The full listing below should be returned without a single change.

-*-*-

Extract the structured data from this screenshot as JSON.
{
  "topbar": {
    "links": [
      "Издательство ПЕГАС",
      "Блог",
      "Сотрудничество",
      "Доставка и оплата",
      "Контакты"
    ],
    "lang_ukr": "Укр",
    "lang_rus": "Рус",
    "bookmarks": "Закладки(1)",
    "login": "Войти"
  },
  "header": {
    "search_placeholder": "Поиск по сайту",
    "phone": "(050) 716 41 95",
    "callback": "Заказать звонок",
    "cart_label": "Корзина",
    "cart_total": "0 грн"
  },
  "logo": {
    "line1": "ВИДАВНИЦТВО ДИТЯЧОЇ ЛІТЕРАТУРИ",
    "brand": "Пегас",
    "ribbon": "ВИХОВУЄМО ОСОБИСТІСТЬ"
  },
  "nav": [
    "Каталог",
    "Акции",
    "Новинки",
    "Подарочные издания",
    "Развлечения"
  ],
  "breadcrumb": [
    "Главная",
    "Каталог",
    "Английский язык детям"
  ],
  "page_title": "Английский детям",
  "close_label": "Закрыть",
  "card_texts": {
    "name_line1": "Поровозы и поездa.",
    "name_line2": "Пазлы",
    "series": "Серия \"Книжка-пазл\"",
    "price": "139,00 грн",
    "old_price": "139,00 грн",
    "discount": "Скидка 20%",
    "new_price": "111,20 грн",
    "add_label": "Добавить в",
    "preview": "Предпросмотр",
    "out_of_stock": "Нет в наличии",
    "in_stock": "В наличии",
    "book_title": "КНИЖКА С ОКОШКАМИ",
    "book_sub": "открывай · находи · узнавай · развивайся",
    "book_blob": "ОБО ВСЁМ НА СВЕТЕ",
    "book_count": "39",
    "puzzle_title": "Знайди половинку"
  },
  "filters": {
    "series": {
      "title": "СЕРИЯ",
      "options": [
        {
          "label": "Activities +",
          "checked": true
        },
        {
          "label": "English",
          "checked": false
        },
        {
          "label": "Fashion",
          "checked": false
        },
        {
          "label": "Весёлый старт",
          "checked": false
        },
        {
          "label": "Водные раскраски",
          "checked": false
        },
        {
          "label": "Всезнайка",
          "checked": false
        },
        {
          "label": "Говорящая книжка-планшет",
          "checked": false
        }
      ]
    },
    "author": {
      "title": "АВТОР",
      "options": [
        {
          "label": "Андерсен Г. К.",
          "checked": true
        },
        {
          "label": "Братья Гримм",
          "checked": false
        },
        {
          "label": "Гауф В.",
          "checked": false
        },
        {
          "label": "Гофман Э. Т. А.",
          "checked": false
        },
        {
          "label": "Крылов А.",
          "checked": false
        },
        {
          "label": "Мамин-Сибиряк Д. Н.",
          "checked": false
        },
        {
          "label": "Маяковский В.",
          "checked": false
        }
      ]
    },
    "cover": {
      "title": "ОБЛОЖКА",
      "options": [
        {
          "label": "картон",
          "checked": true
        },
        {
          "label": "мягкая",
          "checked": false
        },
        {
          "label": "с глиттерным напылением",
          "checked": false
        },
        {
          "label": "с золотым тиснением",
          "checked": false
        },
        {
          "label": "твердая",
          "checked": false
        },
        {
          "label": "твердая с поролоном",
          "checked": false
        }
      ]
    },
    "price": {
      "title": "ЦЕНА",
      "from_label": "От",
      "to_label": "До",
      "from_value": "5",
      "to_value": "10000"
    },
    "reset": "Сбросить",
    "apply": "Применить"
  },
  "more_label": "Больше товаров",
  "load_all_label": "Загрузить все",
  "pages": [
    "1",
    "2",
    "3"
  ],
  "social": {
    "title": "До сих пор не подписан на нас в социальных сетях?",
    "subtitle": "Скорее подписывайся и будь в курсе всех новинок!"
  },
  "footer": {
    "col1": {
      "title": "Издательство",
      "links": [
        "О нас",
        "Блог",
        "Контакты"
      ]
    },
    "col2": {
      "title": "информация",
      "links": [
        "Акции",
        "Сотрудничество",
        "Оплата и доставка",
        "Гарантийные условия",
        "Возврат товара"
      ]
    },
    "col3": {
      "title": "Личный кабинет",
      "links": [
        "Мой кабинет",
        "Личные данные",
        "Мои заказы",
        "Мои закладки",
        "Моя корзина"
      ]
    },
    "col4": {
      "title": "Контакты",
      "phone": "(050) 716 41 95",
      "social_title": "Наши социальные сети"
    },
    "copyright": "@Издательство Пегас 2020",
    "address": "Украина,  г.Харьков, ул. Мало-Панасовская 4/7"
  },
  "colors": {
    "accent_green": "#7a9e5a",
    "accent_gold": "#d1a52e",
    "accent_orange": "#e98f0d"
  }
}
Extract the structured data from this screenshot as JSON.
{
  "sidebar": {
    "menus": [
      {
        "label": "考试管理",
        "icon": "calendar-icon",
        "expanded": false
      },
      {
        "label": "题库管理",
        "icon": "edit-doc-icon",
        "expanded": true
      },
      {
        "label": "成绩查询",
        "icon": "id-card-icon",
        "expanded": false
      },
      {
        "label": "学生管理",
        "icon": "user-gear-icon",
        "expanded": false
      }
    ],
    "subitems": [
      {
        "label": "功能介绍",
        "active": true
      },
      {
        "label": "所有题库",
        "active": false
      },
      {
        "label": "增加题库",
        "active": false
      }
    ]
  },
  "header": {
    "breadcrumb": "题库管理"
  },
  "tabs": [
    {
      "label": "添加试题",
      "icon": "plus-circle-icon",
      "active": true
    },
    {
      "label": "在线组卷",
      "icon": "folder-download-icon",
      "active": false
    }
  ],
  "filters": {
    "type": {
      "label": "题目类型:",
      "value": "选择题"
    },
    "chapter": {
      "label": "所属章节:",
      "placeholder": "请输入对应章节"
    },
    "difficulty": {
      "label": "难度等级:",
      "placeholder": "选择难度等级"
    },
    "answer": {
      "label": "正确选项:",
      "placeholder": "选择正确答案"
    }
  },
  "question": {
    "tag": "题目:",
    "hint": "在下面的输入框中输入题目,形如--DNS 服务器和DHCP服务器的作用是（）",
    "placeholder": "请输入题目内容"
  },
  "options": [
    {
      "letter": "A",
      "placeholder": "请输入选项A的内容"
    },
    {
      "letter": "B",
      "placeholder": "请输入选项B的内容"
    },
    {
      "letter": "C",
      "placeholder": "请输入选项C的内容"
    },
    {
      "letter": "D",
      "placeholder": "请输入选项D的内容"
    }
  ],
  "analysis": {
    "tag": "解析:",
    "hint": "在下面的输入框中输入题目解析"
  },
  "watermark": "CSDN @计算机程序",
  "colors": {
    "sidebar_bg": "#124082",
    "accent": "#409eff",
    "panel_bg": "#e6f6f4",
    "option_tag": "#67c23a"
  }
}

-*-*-

Task solution:
Extract the structured data from this screenshot as JSON.
{
  "topbar": {
    "links": [
      "Издательство ПЕГАС",
      "Блог",
      "Сотрудничество",
      "Доставка и оплата",
      "Контакты"
    ],
    "lang_ukr": "Укр",
    "lang_rus": "Рус",
    "bookmarks": "Закладки(1)",
    "login": "Войти"
  },
  "header": {
    "search_placeholder": "Поиск по сайту",
    "phone": "(050) 716 41 95",
    "callback": "Заказать звонок",
    "cart_label": "Корзина",
    "cart_total": "0 грн"
  },
  "logo": {
    "line1": "ВИДАВНИЦТВО ДИТЯЧОЇ ЛІТЕРАТУРИ",
    "brand": "Пегас",
    "ribbon": "ВИХОВУЄМО ОСОБИСТІСТЬ"
  },
  "nav": [
    "Каталог",
    "Акции",
    "Новинки",
    "Подарочные издания",
    "Развлечения"
  ],
  "breadcrumb": [
    "Главная",
    "Каталог",
    "Английский язык детям"
  ],
  "page_title": "Английский детям",
  "close_label": "Закрыть",
  "card_texts": {
    "name_line1": "Поровозы и поездa.",
    "name_line2": "Пазлы",
    "series": "Серия \"Книжка-пазл\"",
    "price": "139,00 грн",
    "old_price": "139,00 грн",
    "discount": "Скидка 20%",
    "new_price": "111,20 грн",
    "add_label": "Добавить в",
    "preview": "Предпросмотр",
    "out_of_stock": "Нет в наличии",
    "in_stock": "В наличии",
    "book_title": "КНИЖКА С ОКОШКАМИ",
    "book_sub": "открывай · находи · узнавай · развивайся",
    "book_blob": "ОБО ВСЁМ НА СВЕТЕ",
    "book_count": "39",
    "puzzle_title": "Знайди половинку"
  },
  "filters": {
    "series": {
      "title": "СЕРИЯ",
      "options": [
        {
          "label": "Activities +",
          "checked": true
        },
        {
          "label": "English",
          "checked": false
        },
        {
          "label": "Fashion",
          "checked": false
        },
        {
          "label": "Весёлый старт",
          "checked": false
        },
        {
          "label": "Водные раскраски",
          "checked": false
        },
        {
          "label": "Всезнайка",
          "checked": false
        },
        {
          "label": "Говорящая книжка-планшет",
          "checked": false
        }
      ]
    },
    "author": {
      "title": "АВТОР",
      "options": [
        {
          "label": "Андерсен Г. К.",
          "checked": true
        },
        {
          "label": "Братья Гримм",
          "checked": false
        },
        {
          "label": "Гауф В.",
          "checked": false
        },
        {
          "label": "Гофман Э. Т. А.",
          "checked": false
        },
        {
          "label": "Крылов А.",
          "checked": false
        },
        {
          "label": "Мамин-Сибиряк Д. Н.",
          "checked": false
        },
        {
          "label": "Маяковский В.",
          "checked": false
        }
      ]
    },
    "cover": {
      "title": "ОБЛОЖКА",
      "options": [
        {
          "label": "картон",
          "checked": true
        },
        {
          "label": "мягкая",
          "checked": false
        },
        {
          "label": "с глиттерным напылением",
          "checked": false
        },
        {
          "label": "с золотым тиснением",
          "checked": false
        },
        {
          "label": "твердая",
          "checked": false
        },
        {
          "label": "твердая с поролоном",
          "checked": false
        }
      ]
    },
    "price": {
      "title": "ЦЕНА",
      "from_label": "От",
      "to_label": "До",
      "from_value": "5",
      "to_value": "10000"
    },
    "reset": "Сбросить",
    "apply": "Применить"
  },
  "more_label": "Больше товаров",
  "load_all_label": "Загрузить все",
  "pages": [
    "1",
    "2",
    "3"
  ],
  "social": {
    "title": "До сих пор не подписан на нас в социальных сетях?",
    "subtitle": "Скорее подписывайся и будь в курсе всех новинок!"
  },
  "footer": {
    "col1": {
      "title": "Издательство",
      "links": [
        "О нас",
        "Блог",
        "Контакты"
      ]
    },
    "col2": {
      "title": "информация",
      "links": [
        "Акции",
        "Сотрудничество",
        "Оплата и доставка",
        "Гарантийные условия",
        "Возврат товара"
      ]
    },
    "col3": {
      "title": "Личный кабинет",
      "links": [
        "Мой кабинет",
        "Личные данные",
        "Мои заказы",
        "Мои закладки",
        "Моя корзина"
      ]
    },
    "col4": {
      "title": "Контакты",
      "phone": "(050) 716 41 95",
      "social_title": "Наши социальные сети"
    },
    "copyright": "@Издательство Пегас 2020",
    "address": "Украина,  г.Харьков, ул. Мало-Панасовская 4/7"
  },
  "colors": {
    "accent_green": "#7a9e5a",
    "accent_gold": "#d1a52e",
    "accent_orange": "#e98f0d"
  }
}
Extract the structured data from this screenshot as JSON.
{
  "sidebar": {
    "menus": [
      {
        "label": "考试管理",
        "icon": "calendar-icon",
        "expanded": false
      },
      {
        "label": "题库管理",
        "icon": "edit-doc-icon",
        "expanded": true
      },
      {
        "label": "成绩查询",
        "icon": "id-card-icon",
        "expanded": false
      },
      {
        "label": "学生管理",
        "icon": "user-gear-icon",
        "expanded": false
      }
    ],
    "subitems": [
      {
        "label": "功能介绍",
        "active": true
      },
      {
        "label": "所有题库",
        "active": false
      },
      {
        "label": "增加题库",
        "active": false
      }
    ]
  },
  "header": {
    "breadcrumb": "题库管理"
  },
  "tabs": [
    {
      "label": "添加试题",
      "icon": "plus-circle-icon",
      "active": true
    },
    {
      "label": "在线组卷",
      "icon": "folder-download-icon",
      "active": false
    }
  ],
  "filters": {
    "type": {
      "label": "题目类型:",
      "value": "选择题"
    },
    "chapter": {
      "label": "所属章节:",
      "placeholder": "请输入对应章节"
    },
    "difficulty": {
      "label": "难度等级:",
      "placeholder": "选择难度等级"
    },
    "answer": {
      "label": "正确选项:",
      "placeholder": "选择正确答案"
    }
  },
  "question": {
    "tag": "题目:",
    "hint": "在下面的输入框中输入题目,形如--DNS 服务器和DHCP服务器的作用是（）",
    "placeholder": "请输入题目内容"
  },
  "options": [
    {
      "letter": "A",
      "placeholder": "请输入选项A的内容"
    },
    {
      "letter": "B",
      "placeholder": "请输入选项B的内容"
    },
    {
      "letter": "C",
      "placeholder": "请输入选项C的内容"
    },
    {
      "letter": "D",
      "placeholder": "请输入选项D的内容"
    }
  ],
  "analysis": {
    "tag": "解析:",
    "hint": "在下面的输入框中输入题目解析"
  },
  "watermark": "CSDN @计算机程序",
  "colors": {
    "sidebar_bg": "#124082",
    "accent": "#409eff",
    "panel_bg": "#e6f6f4",
    "option_tag": "#67c23a"
  }
}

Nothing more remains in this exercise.